I saw Network again a couple of days ago. It's one of my favorite all time movies, one of those movies I would bring to a deserted island, if the deserted island had electricity, a DVD player, and drinks. Anyway, I was watching the movie, amazed by it, because in a way it's so timeless, it could still work today. Also, I realized something: Howard Beale was the first blogger.

            Howard Beale, played by Peter Finch, was in bad shape way before the film started. His wife died years before (in one monologue, he said she was shrieking misery) to make matters worse, he gets fired because he has low ratings. So he starts going on the air and just starts to go loose. He's decided to kill himself on air (writer Paddy Chavesky was inspired by the on-air suicide of Christina Chubluck in the screenplay) Of course they take him off, then he asks them to get back on. He then declares all life is bullshit, and he doesn't feel like dealing with it anymore. If Eckhart Tolle saw him, he would shake his head and think that wow, Howard has to deal with ego and his pain body.

            Anyway, Howard starts to do more monologues, becoming the "madman prophet." Then I heard again the monologue that we've all heard, again and again, the one that starts off with "I don't have to tell you things are bad, it's a depression" and then it ends with one of the most famous lines in film history: "I'm as mad as hell and I'm not going to take it anymore."

            He tells people to get up, get up, open the windows, don't write your congressman, he doesn't know what to say, but first you have to get mad. You have to get pissed off. You have to yell "I'm Mad as hell, and I'm not going to take it anymore." Then of course you hear a chorus of "I'm mad as hells, I'm not going to take it anymores" in the rainy night.

            I was watching it with my friend Lilly-Marie, and she said "You know, he was the first blogger."

            I thought, wow, she's right. He was the first blogger. Howard Beale would've been the ultimate blogger. I mean, he would try to do the dignified thing, to try and be one of the fellow statesmen of the news like Harry Reasoner and Walter Cronkite. But he would've gone on the UBS website and then just go off like crazy. He would've had engaging debates with people as well, although when he went off further the deep end some people might've started blogs saying "Howard is in deep trouble."

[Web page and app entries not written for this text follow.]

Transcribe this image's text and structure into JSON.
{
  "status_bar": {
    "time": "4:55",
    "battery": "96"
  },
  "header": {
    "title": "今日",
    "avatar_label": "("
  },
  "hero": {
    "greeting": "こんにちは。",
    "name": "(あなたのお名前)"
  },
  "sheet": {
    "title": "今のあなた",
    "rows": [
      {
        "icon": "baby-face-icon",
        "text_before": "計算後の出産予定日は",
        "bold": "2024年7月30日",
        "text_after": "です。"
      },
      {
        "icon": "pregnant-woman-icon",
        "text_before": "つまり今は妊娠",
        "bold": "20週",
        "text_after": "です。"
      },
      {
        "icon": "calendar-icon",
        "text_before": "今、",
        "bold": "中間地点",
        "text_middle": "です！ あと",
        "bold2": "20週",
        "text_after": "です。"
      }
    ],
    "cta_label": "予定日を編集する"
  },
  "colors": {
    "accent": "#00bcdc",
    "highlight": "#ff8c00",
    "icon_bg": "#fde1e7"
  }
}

When I googled Howard Beale, I was a bit surprised that the character is mentioned in so many blogs. Then for fun, I went on YouTube and saw that under the name Howard Beale, there's 105 videos. For Network 1976, 305.

Then I remembered something I learned in my Craft of Young Adult class. Children and teenagers want to recognize themselves in literature and the media. Howard Beale, thanks to Chavesky's script and Peter Finch's performance, gives people someone to say for them "Look, I'm pissed off as well. I was pissed off thirty-two years ago. I probably would be pissed off today. But we need to get mad and do something about it." Maybe this is why history was made and the Democratic Party had a woman and an African American man fighting for the candidacy as president. Maybe this is why we have people who are blogging all the time, saying what they feel.  

It's not just Howard Beale. If you look at Diana Christensen played with brittle anger and sadness by Faye Dunaway, it is so easy to see Ann Coulter and other talking heads whom forget about people and, in William Holden's words, become "television incarnate, indifferent to people, insensitive to joy, all of life is reduced to the common rubble of banality."

Peter Finch died before he could get his Oscar for his performance of Howard Beale. William Holden died five years later, and Paddy Chavesky around the same time. Faye Dunaway is still alive, but let's face it; her career has never been the same since Mommie Dearest. What would've  Finch, Chavesky and Holden  thought of all this, that their movie, this cerebral smart movie that blasted television and the way we were then, and the way we are still now? No doubt, they wouldn't have been surprised. But they might have liked the fact that people watch the scenes of Howard going off, over and over again, that so many people are saying in their own way, "I'm as mad as hell and I'm not going to take it anymore."

Rant on, Howard. We'll continue the fight for you.